The rough blocks are packed in sacks containing 40 to 100 dozen each, and sent abroad, principally to France (St. Cloud), where they are finished into the famous G. B. D., or " Pipes de Bruyere," known to smokers in England under the' name of " Briar-root pipes." The production of this article is considerable, 4 hands turning out about 60 sacks per month. Consignments are also made to England and Germany. (Gard. Chron.)

(2) The root of the "Briar Ivy" is the substance most generally used in America for pipe making, it being selected for the purpose on account of durability, hardness, and the bright polish which it is capable of taking. It is found throughout the Southern States generally - the best qualities growing in Virginia - and is sent to the market in large pieces which vary in size from that of a man's fist to the dimensions of a good sized keg. It costs the manufacturer 6-8/. per ton, the price depending upon the quality of the wood.

The above information was imparted to us by one of the manufacturers of pipes in this city, while wending our way from his office to the cellar underneath the factory, where the rough briar-root was stored. As we entered the last mentioned apartment, we noticed, heaped against the walls, the odd shaped pieces of the wood. Some had just been received, for a workman was busily engaged in throwing them into an oven which, heated by steam pipes, served to dry out all sap and moisture the wood might contain. In the middle of the cellar a circular saw was in motion, cutting the dry pieces into slices about 2 in. thick, which as soon as finished were received by boys and piled in regular heaps. From this underground apartment, the slabs are sent to a drying room on one of the upper floors, where they are kept heated at a moderate temperature for 6 months, during which time the wood becomes thoroughly seasoned.

Following our guide, we next entered the workshop. Here the clatter of innumerable wheels and the buzzing of saws and lathes rendered speech out of the question. Picking our way over heaps of wood and edging between countless belts, we were at length arrested before a workman .who, sitting on a bench in which revolved a circular saw, had at his side a pile of the slabs which we had already seen cut, down in the cellar. Taking one piece at a time, he pressed it against the blade, and in a few seconds it was divided into several smaller blocks of the shape of Fig. 323.

The blocks vary in dimensions according to the size of pipe to be made. Very little of the wood is wasted, the odd pieces being all worked up into stems or small pipes.

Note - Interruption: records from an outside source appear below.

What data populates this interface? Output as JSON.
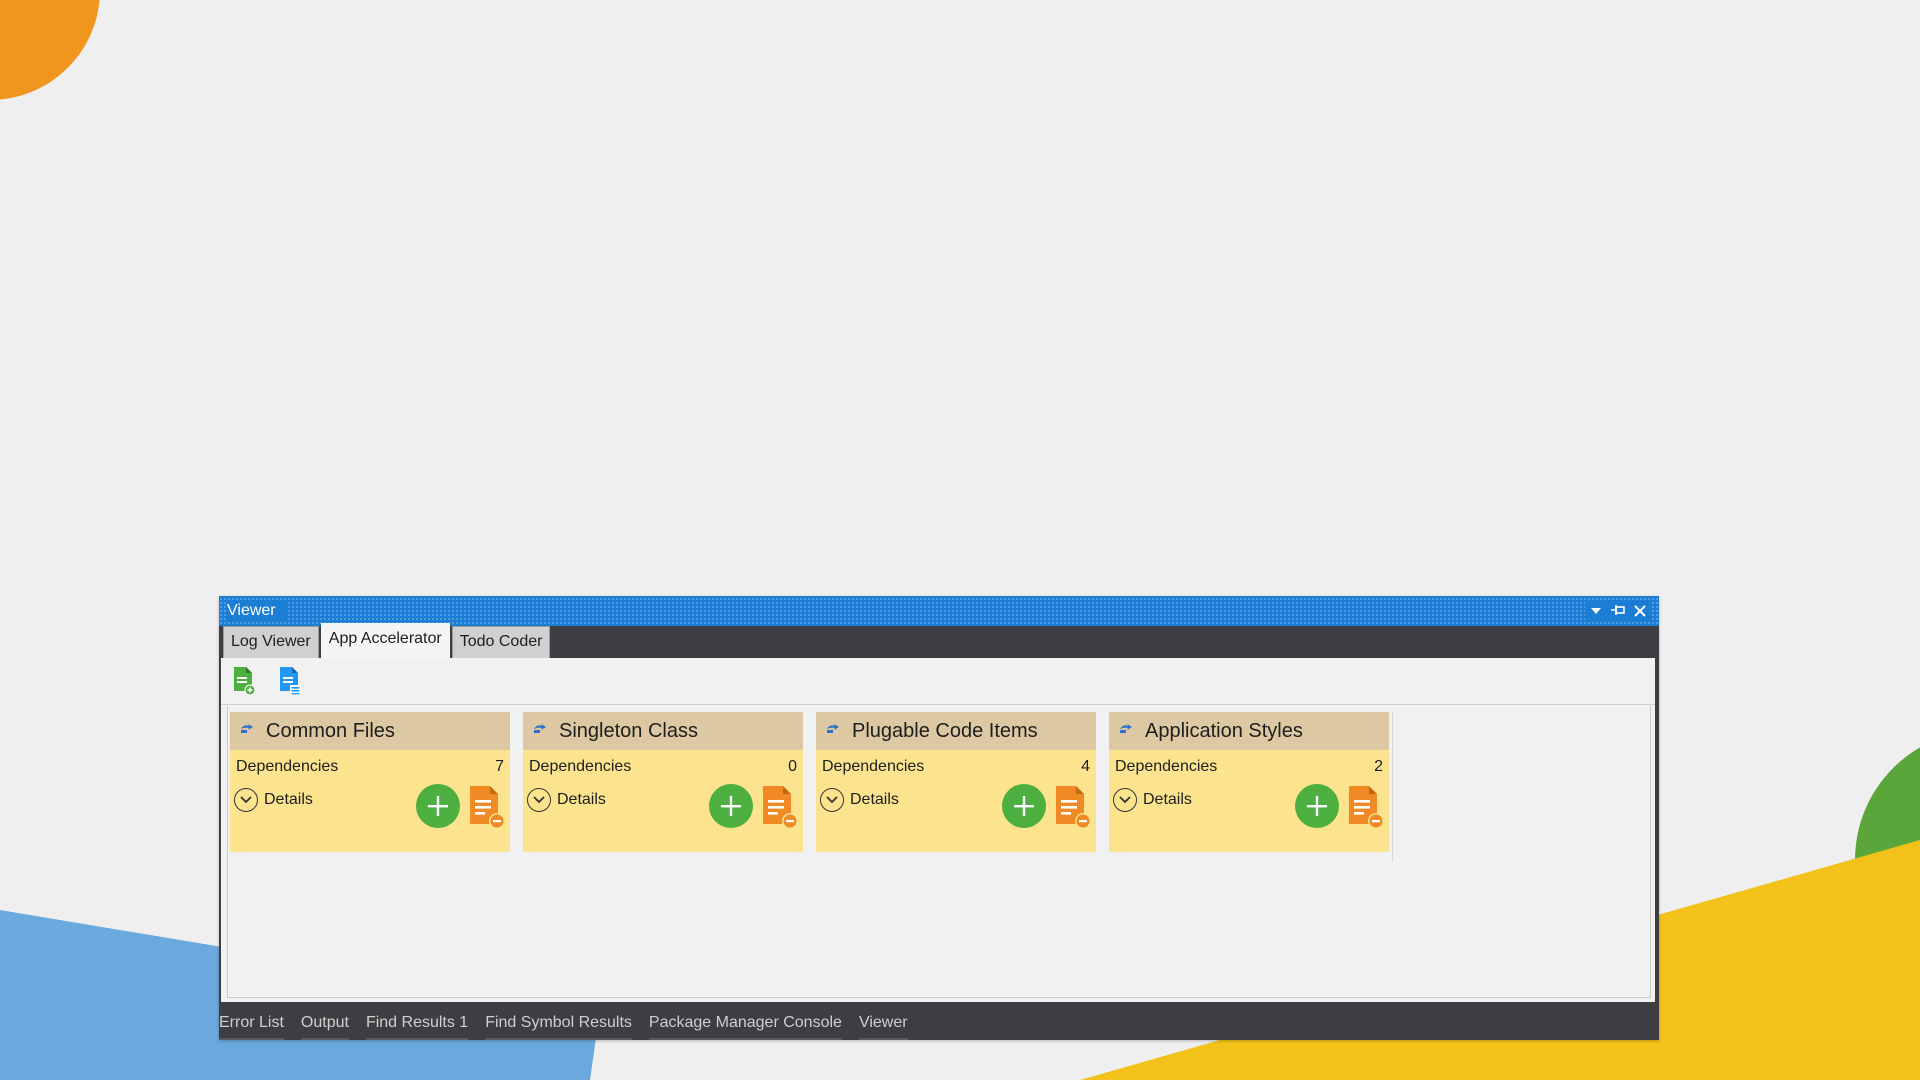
{
  "window": {
    "title": "Viewer",
    "controls": [
      "dropdown-icon",
      "pin-icon",
      "close-icon"
    ]
  },
  "tabs": [
    {
      "label": "Log Viewer",
      "active": false
    },
    {
      "label": "App Accelerator",
      "active": true
    },
    {
      "label": "Todo Coder",
      "active": false
    }
  ],
  "toolbar": {
    "buttons": [
      "add-file-icon",
      "file-list-icon"
    ]
  },
  "cards": [
    {
      "title": "Common Files",
      "dependencies_label": "Dependencies",
      "dependencies_count": "7",
      "details_label": "Details"
    },
    {
      "title": "Singleton Class",
      "dependencies_label": "Dependencies",
      "dependencies_count": "0",
      "details_label": "Details"
    },
    {
      "title": "Plugable Code Items",
      "dependencies_label": "Dependencies",
      "dependencies_count": "4",
      "details_label": "Details"
    },
    {
      "title": "Application Styles",
      "dependencies_label": "Dependencies",
      "dependencies_count": "2",
      "details_label": "Details"
    }
  ],
  "bottom_tabs": [
    {
      "label": "Error List"
    },
    {
      "label": "Output"
    },
    {
      "label": "Find Results 1"
    },
    {
      "label": "Find Symbol Results"
    },
    {
      "label": "Package Manager Console"
    },
    {
      "label": "Viewer"
    }
  ],
  "colors": {
    "titlebar": "#1c7dd5",
    "card_body": "#fce48f",
    "card_header": "#dcc8a2",
    "add_green": "#4caf3f",
    "file_orange": "#f08a24"
  }
}
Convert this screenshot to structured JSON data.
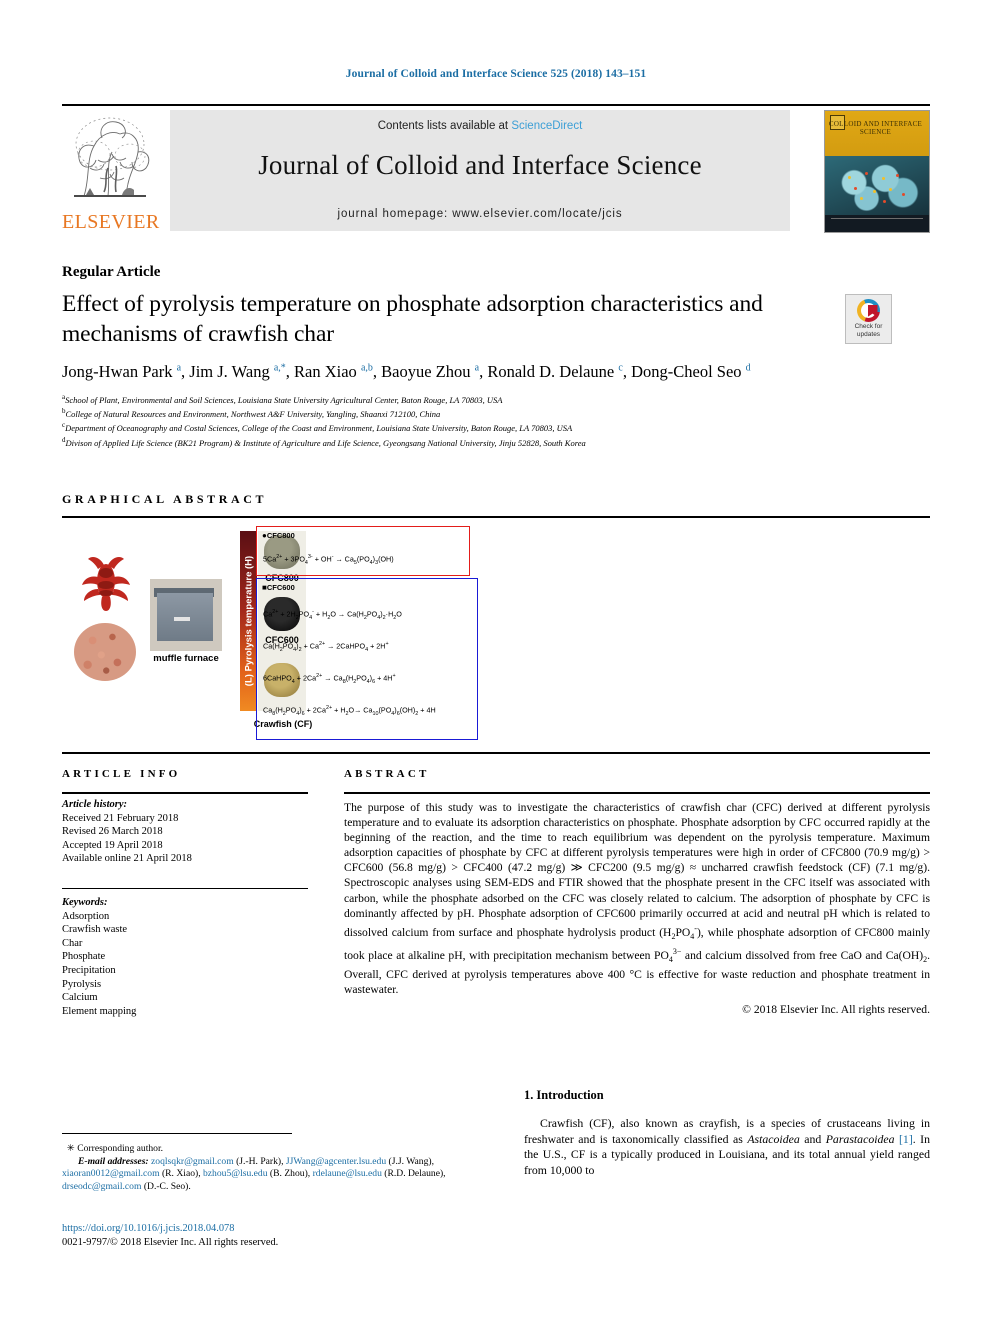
{
  "running_head": "Journal of Colloid and Interface Science 525 (2018) 143–151",
  "masthead": {
    "contents_prefix": "Contents lists available at ",
    "sciencedirect": "ScienceDirect",
    "journal_title": "Journal of Colloid and Interface Science",
    "homepage": "journal homepage: www.elsevier.com/locate/jcis",
    "publisher": "ELSEVIER",
    "cover_title": "COLLOID AND INTERFACE SCIENCE",
    "accent_blue": "#3c9fd6",
    "elsevier_orange": "#e87722"
  },
  "article": {
    "type": "Regular Article",
    "title": "Effect of pyrolysis temperature on phosphate adsorption characteristics and mechanisms of crawfish char",
    "crossmark_label": "Check for updates",
    "authors_html": "Jong-Hwan Park <sup>a</sup>, Jim J. Wang <sup>a,*</sup>, Ran Xiao <sup>a,b</sup>, Baoyue Zhou <sup>a</sup>, Ronald D. Delaune <sup>c</sup>, Dong-Cheol Seo <sup>d</sup>",
    "affiliations": [
      {
        "marker": "a",
        "text": "School of Plant, Environmental and Soil Sciences, Louisiana State University Agricultural Center, Baton Rouge, LA 70803, USA"
      },
      {
        "marker": "b",
        "text": "College of Natural Resources and Environment, Northwest A&F University, Yangling, Shaanxi 712100, China"
      },
      {
        "marker": "c",
        "text": "Department of Oceanography and Costal Sciences, College of the Coast and Environment, Louisiana State University, Baton Rouge, LA 70803, USA"
      },
      {
        "marker": "d",
        "text": "Divison of Applied Life Science (BK21 Program) & Institute of Agriculture and Life Science, Gyeongsang National University, Jinju 52828, South Korea"
      }
    ]
  },
  "graphical_abstract": {
    "heading": "GRAPHICAL ABSTRACT",
    "furnace_label": "muffle furnace",
    "temp_axis_label": "(L) Pyrolysis temperature (H)",
    "sample_labels": {
      "cfc800": "CFC800",
      "cfc600": "CFC600",
      "crawfish": "Crawfish (CF)"
    },
    "box_cfc800": {
      "header": "CFC800",
      "marker": "●",
      "border_color": "#e31d1a",
      "equations": [
        "5Ca<sup>2+</sup> + 3PO<sub>4</sub><sup>3-</sup> + OH<sup>-</sup> → Ca<sub>5</sub>(PO<sub>4</sub>)<sub>3</sub>(OH)"
      ]
    },
    "box_cfc600": {
      "header": "CFC600",
      "marker": "■",
      "border_color": "#1a1ad6",
      "equations": [
        "Ca<sup>2+</sup> + 2H<sub>2</sub>PO<sub>4</sub><sup>-</sup> + H<sub>2</sub>O → Ca(H<sub>2</sub>PO<sub>4</sub>)<sub>2</sub>·H<sub>2</sub>O",
        "Ca(H<sub>2</sub>PO<sub>4</sub>)<sub>2</sub> + Ca<sup>2+</sup> → 2CaHPO<sub>4</sub> + 2H<sup>+</sup>",
        "6CaHPO<sub>4</sub> + 2Ca<sup>2+</sup> → Ca<sub>8</sub>(H<sub>2</sub>PO<sub>4</sub>)<sub>6</sub> + 4H<sup>+</sup>",
        "Ca<sub>8</sub>(H<sub>2</sub>PO<sub>4</sub>)<sub>6</sub> + 2Ca<sup>2+</sup> + H<sub>2</sub>O→ Ca<sub>10</sub>(PO<sub>4</sub>)<sub>6</sub>(OH)<sub>2</sub> + 4H"
      ]
    }
  },
  "article_info": {
    "heading": "ARTICLE INFO",
    "history_label": "Article history:",
    "history": [
      "Received 21 February 2018",
      "Revised 26 March 2018",
      "Accepted 19 April 2018",
      "Available online 21 April 2018"
    ],
    "keywords_label": "Keywords:",
    "keywords": [
      "Adsorption",
      "Crawfish waste",
      "Char",
      "Phosphate",
      "Precipitation",
      "Pyrolysis",
      "Calcium",
      "Element mapping"
    ]
  },
  "abstract": {
    "heading": "ABSTRACT",
    "body_html": "The purpose of this study was to investigate the characteristics of crawfish char (CFC) derived at different pyrolysis temperature and to evaluate its adsorption characteristics on phosphate. Phosphate adsorption by CFC occurred rapidly at the beginning of the reaction, and the time to reach equilibrium was dependent on the pyrolysis temperature. Maximum adsorption capacities of phosphate by CFC at different pyrolysis temperatures were high in order of CFC800 (70.9 mg/g) &gt; CFC600 (56.8 mg/g) &gt; CFC400 (47.2 mg/g) &Gt; CFC200 (9.5 mg/g) ≈ uncharred crawfish feedstock (CF) (7.1 mg/g). Spectroscopic analyses using SEM-EDS and FTIR showed that the phosphate present in the CFC itself was associated with carbon, while the phosphate adsorbed on the CFC was closely related to calcium. The adsorption of phosphate by CFC is dominantly affected by pH. Phosphate adsorption of CFC600 primarily occurred at acid and neutral pH which is related to dissolved calcium from surface and phosphate hydrolysis product (H<sub>2</sub>PO<sub>4</sub><sup>-</sup>), while phosphate adsorption of CFC800 mainly took place at alkaline pH, with precipitation mechanism between PO<sub>4</sub><sup>3−</sup> and calcium dissolved from free CaO and Ca(OH)<sub>2</sub>. Overall, CFC derived at pyrolysis temperatures above 400 °C is effective for waste reduction and phosphate treatment in wastewater.",
    "copyright": "© 2018 Elsevier Inc. All rights reserved."
  },
  "footnote": {
    "corresponding": "Corresponding author.",
    "email_label": "E-mail addresses:",
    "emails_html": "<span class=\"lnk\">zoqlsqkr@gmail.com</span> (J.-H. Park), <span class=\"lnk\">JJWang@agcenter.lsu.edu</span> (J.J. Wang), <span class=\"lnk\">xiaoran0012@gmail.com</span> (R. Xiao), <span class=\"lnk\">bzhou5@lsu.edu</span> (B. Zhou), <span class=\"lnk\">rdelaune@lsu.edu</span> (R.D. Delaune), <span class=\"lnk\">drseodc@gmail.com</span> (D.-C. Seo).",
    "doi": "https://doi.org/10.1016/j.jcis.2018.04.078",
    "issn_line": "0021-9797/© 2018 Elsevier Inc. All rights reserved."
  },
  "introduction": {
    "heading": "1. Introduction",
    "body_html": "Crawfish (CF), also known as crayfish, is a species of crustaceans living in freshwater and is taxonomically classified as <span class=\"it\">Astacoidea</span> and <span class=\"it\">Parastacoidea</span> <span class=\"ref\">[1]</span>. In the U.S., CF is a typically produced in Louisiana, and its total annual yield ranged from 10,000 to"
  }
}
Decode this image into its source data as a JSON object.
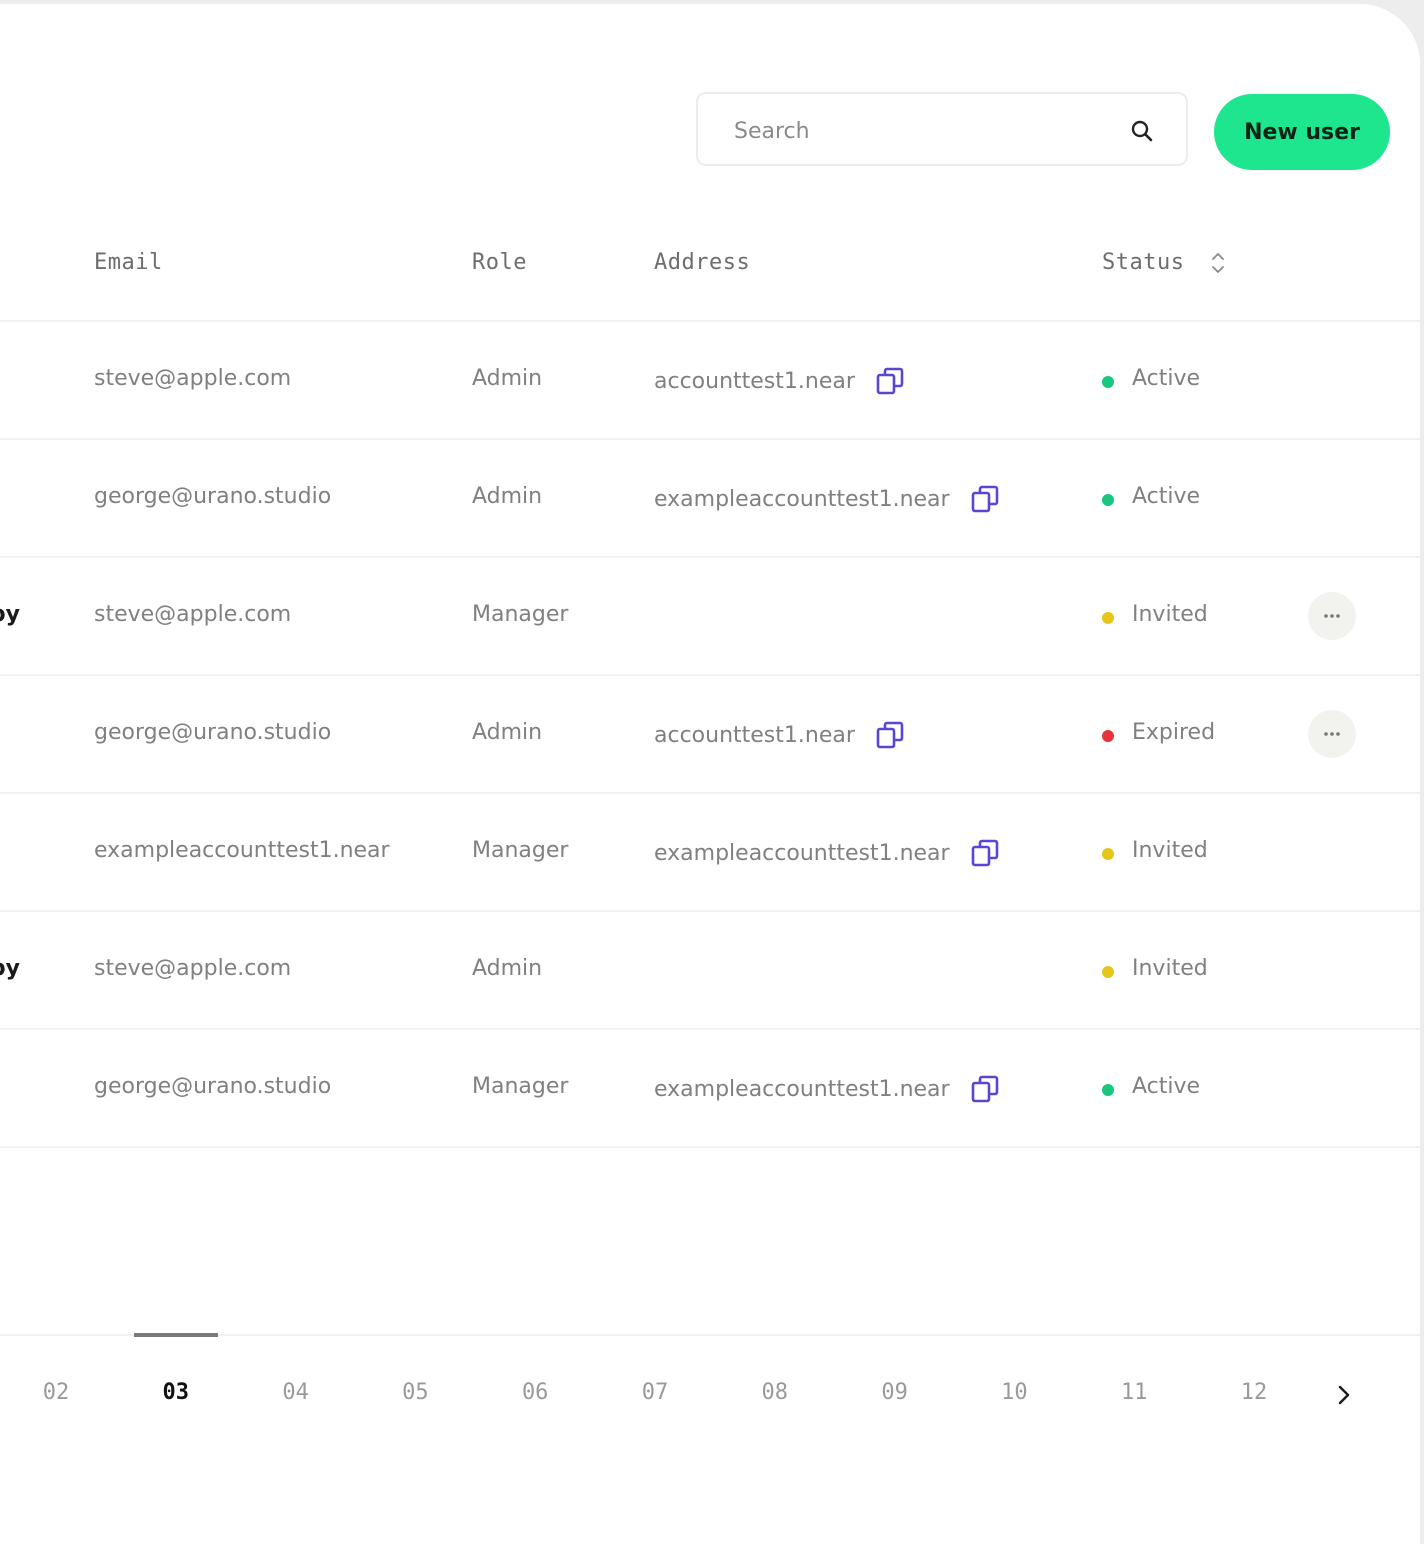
{
  "toolbar": {
    "search_placeholder": "Search",
    "new_user_label": "New user",
    "accent_color": "#1ee68f"
  },
  "table": {
    "columns": {
      "email": "Email",
      "role": "Role",
      "address": "Address",
      "status": "Status"
    },
    "status_colors": {
      "Active": "#17c77d",
      "Invited": "#e6c619",
      "Expired": "#e8333a"
    },
    "icon_color": "#5a46d6",
    "rows": [
      {
        "name": "",
        "email": "steve@apple.com",
        "role": "Admin",
        "address": "accounttest1.near",
        "status": "Active",
        "has_menu": false
      },
      {
        "name": "",
        "email": "george@urano.studio",
        "role": "Admin",
        "address": "exampleaccounttest1.near",
        "status": "Active",
        "has_menu": false
      },
      {
        "name": "py",
        "email": "steve@apple.com",
        "role": "Manager",
        "address": "",
        "status": "Invited",
        "has_menu": true
      },
      {
        "name": "",
        "email": "george@urano.studio",
        "role": "Admin",
        "address": "accounttest1.near",
        "status": "Expired",
        "has_menu": true
      },
      {
        "name": "",
        "email": "exampleaccounttest1.near",
        "role": "Manager",
        "address": "exampleaccounttest1.near",
        "status": "Invited",
        "has_menu": false
      },
      {
        "name": "py",
        "email": "steve@apple.com",
        "role": "Admin",
        "address": "",
        "status": "Invited",
        "has_menu": false
      },
      {
        "name": "",
        "email": "george@urano.studio",
        "role": "Manager",
        "address": "exampleaccounttest1.near",
        "status": "Active",
        "has_menu": false
      }
    ]
  },
  "pagination": {
    "pages": [
      "02",
      "03",
      "04",
      "05",
      "06",
      "07",
      "08",
      "09",
      "10",
      "11",
      "12"
    ],
    "current": "03"
  }
}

The blocks as soon as cut are passed over to the turners. Standing beside one of the workmen, we watched .him as he placed the piece in the lathe chuck. A pressure of the boring tool, and the interior of the bowl of the pipe was excavated, then a part of the exterior was turned; and finally the block was reversed, and, in a few revolutions, the end for the stem completed. The entire operation did not occupy more than 10 seconds, the pipe, when thrown to one side, appearing as in Fig. 824. Still it was far from finished. It had to be carved into shape, and, to witness the process, we were conducted to another part of the room where the filers were at work. Each operative had before him a revolving disc, one side and the edges of which were cut coarse or fine, like files. This instrument removes the wood in either large or small quantities as may be desired. If the pipe is to be ornamented, the finer files are used to cut away minute portions. The workmen are all well skilled, and reproduce apparently intricate designs with wonderful accuracy.

The most delicate work, such as faces, flowers, etc, are cut by hand.

After the carving is completed and a hole is drilled for the stem, the pipe is thoroughly sandpapered by holding it against a revolving wheel covered with that material. This done, it is passed to the burnisher, where a brilliant polish is given to the wood by allowing it to rest against a rotary disc made of layers of chamois leather.

We next passed to the finishing room, where, seated at long tables, we found a number of workmen engaged in fastening to the pipes the pewter tops and covers, together with the small bits of chain and bands which hold the stems and mouthpieces in place. The latter are manufactured from the tips of horns which are bought from the comb makers for the purpose. These tips are turned to the shape desired, holes are drilled through their length, and then they are bent into shape by the action of heat, and finally coloured black by a peculiar kind of dye. When completed, they are carried to the finishing room and there attached to the pipes. Nothing further remains to be done but to pack the finished pipes in boxes, label and mark them, and they are ready for the market.

Tobacco Pipes Part 4 500222Briar pipe making.

Briar pipe making.

The factory which we have described manufactures over 150 gross of pipes weekly. Other woods besides briar root are used, none, however, equalling it in durability and beauty. Among these are apple, cherry, mahogany and poplar, which are made into the cheaper pipes, which cost 36-48s. per gross. The most expensive articles are made from the briar root and curved by hand, costing some 48s. per dozen. (Scient. Amer.)

Charcoal

The use of charcoal in the preparation of pipe heads, a long time practised, has lately experienced many improvements, so that now pipes are produced remarkable for a deep black, lustrous appearance, and of very great durability. The material consists of a mixture of 2 parts best charcoal black and 1 part best black peaty earth, ground so finely that, when rubbed between the fingers no trace of granules is perceptible. Two parts of this mixture are then united with one part of an equally well pulverised residuum of distilled cannel coal, containing still 'a portion of its-bitumen, and the whole rubbed together thoroughly till all the three ingredients are uniformly combined. The mixture is then placed in iron boxes, in which are sunken moulds corresponding to the pipe heads, and while the boxes are then heated to the boiling point of water, stamps with rough surfaces are forced under hydraulic pressure into the openings of the heads, so that this process, united with the increased temperature, not only combines the carbonaceous mass into compact pipe heads, but also produces a smooth exterior, and at the same time a rough inner surface.